- WHAT IS REQUIRED
Omit all pictures, then retype the data exactly as given.

- DATA FOR THIS TASK
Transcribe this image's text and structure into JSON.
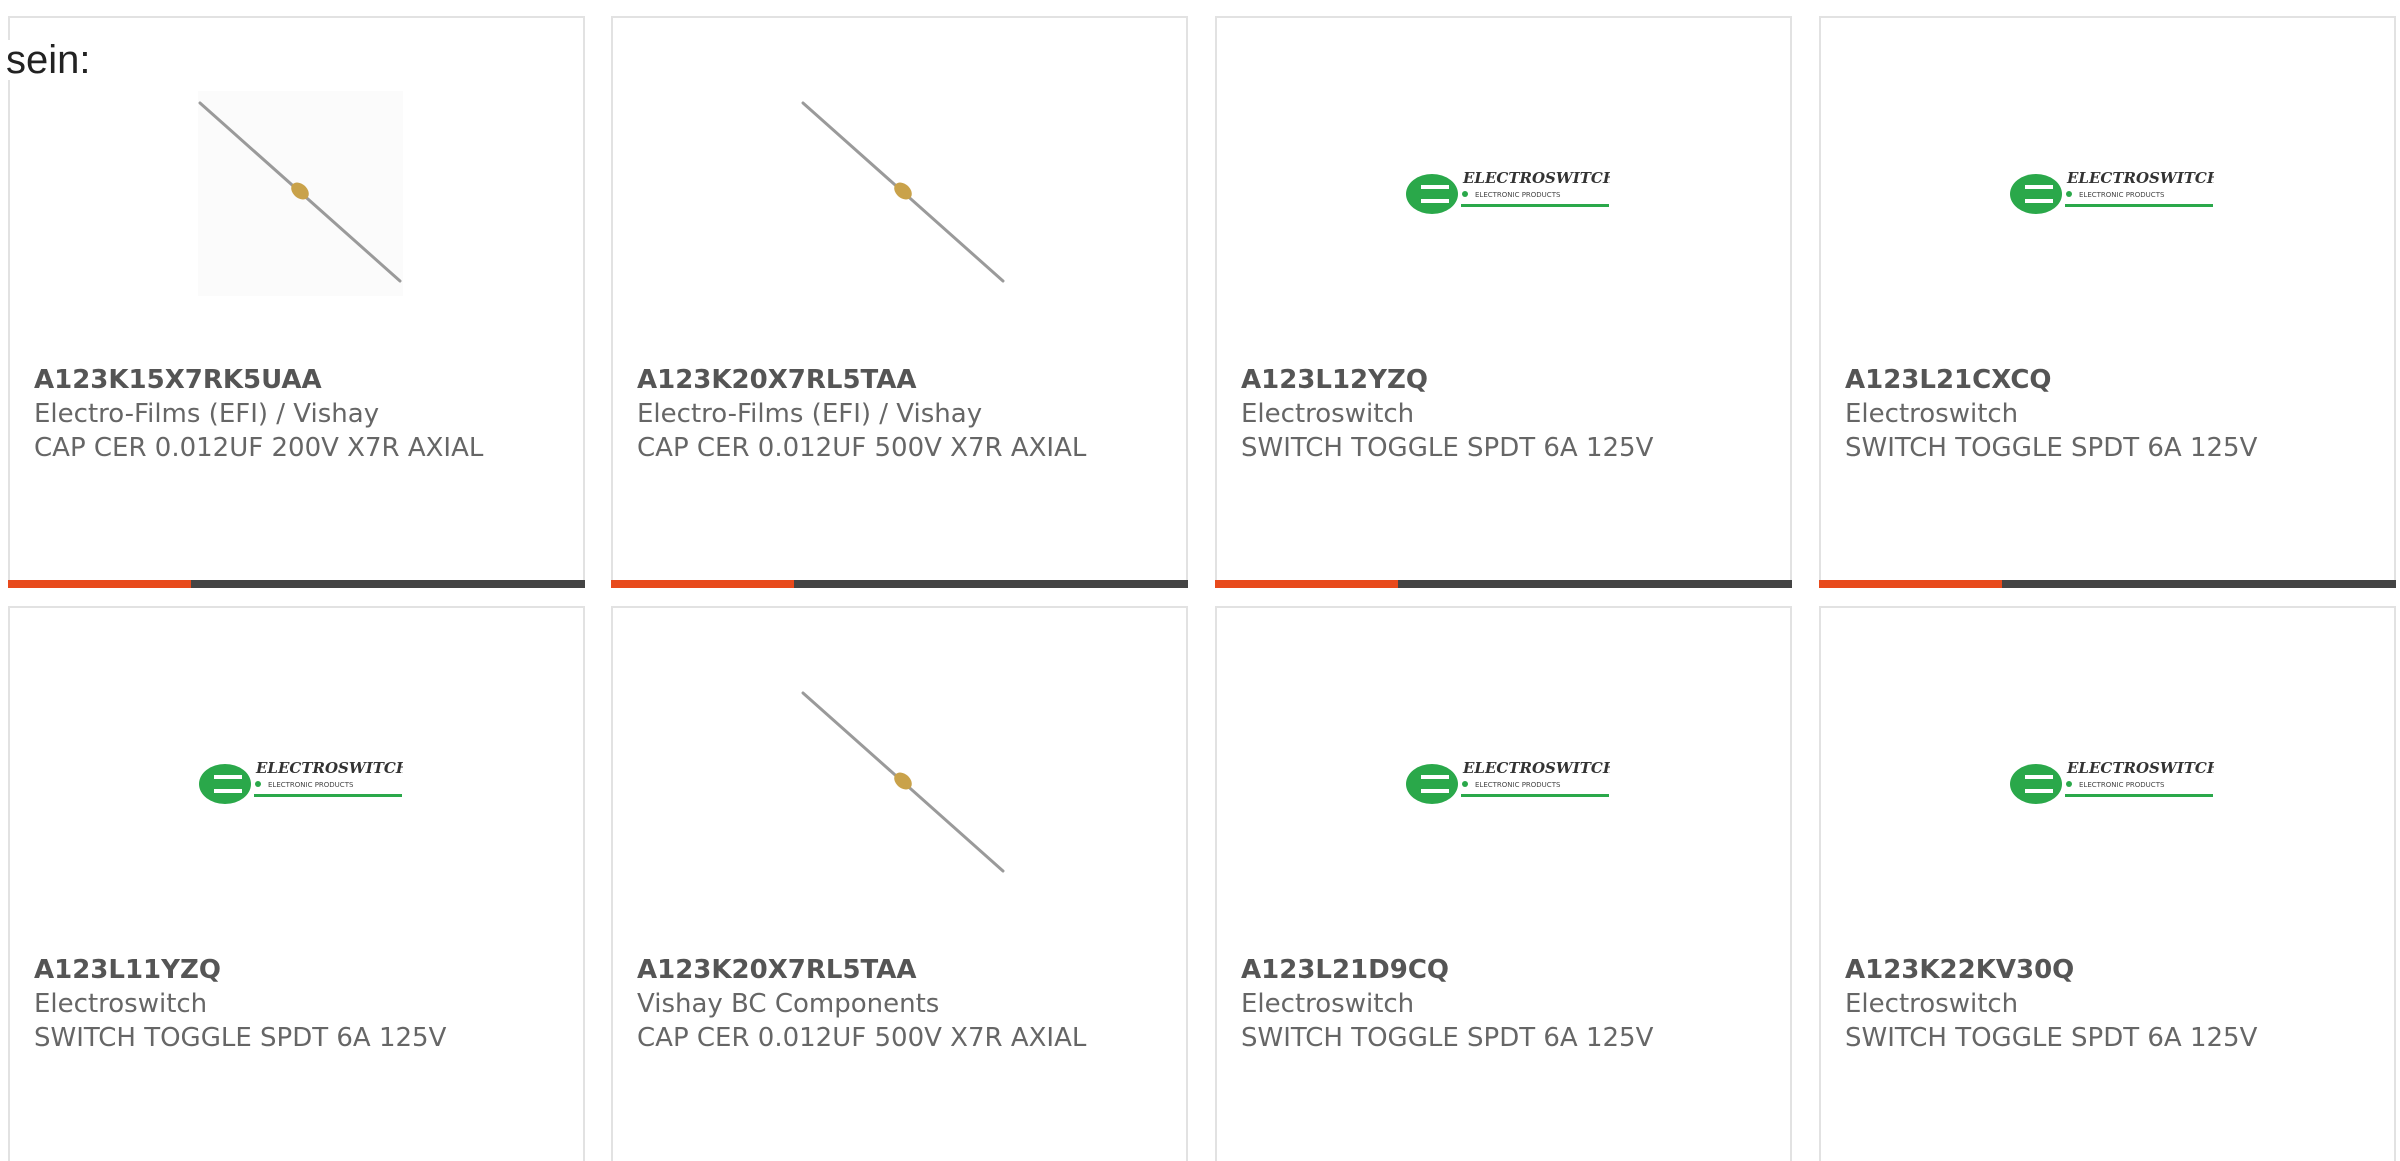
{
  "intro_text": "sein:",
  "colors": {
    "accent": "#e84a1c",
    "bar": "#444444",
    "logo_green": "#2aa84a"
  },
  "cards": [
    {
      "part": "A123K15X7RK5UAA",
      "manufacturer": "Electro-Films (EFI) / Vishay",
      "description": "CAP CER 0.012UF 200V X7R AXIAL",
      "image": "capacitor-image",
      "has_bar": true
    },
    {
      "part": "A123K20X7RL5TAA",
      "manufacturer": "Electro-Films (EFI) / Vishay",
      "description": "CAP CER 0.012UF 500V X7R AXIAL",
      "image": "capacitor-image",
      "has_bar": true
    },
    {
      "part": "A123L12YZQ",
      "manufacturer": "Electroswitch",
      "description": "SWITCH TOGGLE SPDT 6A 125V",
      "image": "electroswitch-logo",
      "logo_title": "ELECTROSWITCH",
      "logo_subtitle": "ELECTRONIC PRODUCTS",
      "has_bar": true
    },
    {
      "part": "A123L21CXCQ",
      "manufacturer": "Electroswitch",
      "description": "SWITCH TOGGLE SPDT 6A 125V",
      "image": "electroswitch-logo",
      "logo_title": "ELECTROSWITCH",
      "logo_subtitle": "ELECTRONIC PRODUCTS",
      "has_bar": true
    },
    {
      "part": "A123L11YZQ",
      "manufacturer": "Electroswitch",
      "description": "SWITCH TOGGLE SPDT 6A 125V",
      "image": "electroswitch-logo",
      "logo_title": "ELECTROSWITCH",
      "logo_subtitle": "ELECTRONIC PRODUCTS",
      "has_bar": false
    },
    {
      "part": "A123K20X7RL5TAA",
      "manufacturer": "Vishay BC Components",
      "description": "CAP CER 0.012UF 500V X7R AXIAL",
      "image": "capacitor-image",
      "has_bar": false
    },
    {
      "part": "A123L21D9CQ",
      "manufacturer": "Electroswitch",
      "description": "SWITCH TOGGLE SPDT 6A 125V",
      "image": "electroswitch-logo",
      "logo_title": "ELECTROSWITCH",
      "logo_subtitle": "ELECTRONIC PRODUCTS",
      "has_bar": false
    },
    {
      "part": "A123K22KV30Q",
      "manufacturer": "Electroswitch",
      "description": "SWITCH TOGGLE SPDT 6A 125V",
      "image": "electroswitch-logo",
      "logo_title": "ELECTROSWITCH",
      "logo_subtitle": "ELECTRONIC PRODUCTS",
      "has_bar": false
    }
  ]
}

- TASK RESPONSE
Transcribe this image's text and structure into JSON.
{
  "intro_text": "sein:",
  "colors": {
    "accent": "#e84a1c",
    "bar": "#444444",
    "logo_green": "#2aa84a"
  },
  "cards": [
    {
      "part": "A123K15X7RK5UAA",
      "manufacturer": "Electro-Films (EFI) / Vishay",
      "description": "CAP CER 0.012UF 200V X7R AXIAL",
      "image": "capacitor-image",
      "has_bar": true
    },
    {
      "part": "A123K20X7RL5TAA",
      "manufacturer": "Electro-Films (EFI) / Vishay",
      "description": "CAP CER 0.012UF 500V X7R AXIAL",
      "image": "capacitor-image",
      "has_bar": true
    },
    {
      "part": "A123L12YZQ",
      "manufacturer": "Electroswitch",
      "description": "SWITCH TOGGLE SPDT 6A 125V",
      "image": "electroswitch-logo",
      "logo_title": "ELECTROSWITCH",
      "logo_subtitle": "ELECTRONIC PRODUCTS",
      "has_bar": true
    },
    {
      "part": "A123L21CXCQ",
      "manufacturer": "Electroswitch",
      "description": "SWITCH TOGGLE SPDT 6A 125V",
      "image": "electroswitch-logo",
      "logo_title": "ELECTROSWITCH",
      "logo_subtitle": "ELECTRONIC PRODUCTS",
      "has_bar": true
    },
    {
      "part": "A123L11YZQ",
      "manufacturer": "Electroswitch",
      "description": "SWITCH TOGGLE SPDT 6A 125V",
      "image": "electroswitch-logo",
      "logo_title": "ELECTROSWITCH",
      "logo_subtitle": "ELECTRONIC PRODUCTS",
      "has_bar": false
    },
    {
      "part": "A123K20X7RL5TAA",
      "manufacturer": "Vishay BC Components",
      "description": "CAP CER 0.012UF 500V X7R AXIAL",
      "image": "capacitor-image",
      "has_bar": false
    },
    {
      "part": "A123L21D9CQ",
      "manufacturer": "Electroswitch",
      "description": "SWITCH TOGGLE SPDT 6A 125V",
      "image": "electroswitch-logo",
      "logo_title": "ELECTROSWITCH",
      "logo_subtitle": "ELECTRONIC PRODUCTS",
      "has_bar": false
    },
    {
      "part": "A123K22KV30Q",
      "manufacturer": "Electroswitch",
      "description": "SWITCH TOGGLE SPDT 6A 125V",
      "image": "electroswitch-logo",
      "logo_title": "ELECTROSWITCH",
      "logo_subtitle": "ELECTRONIC PRODUCTS",
      "has_bar": false
    }
  ]
}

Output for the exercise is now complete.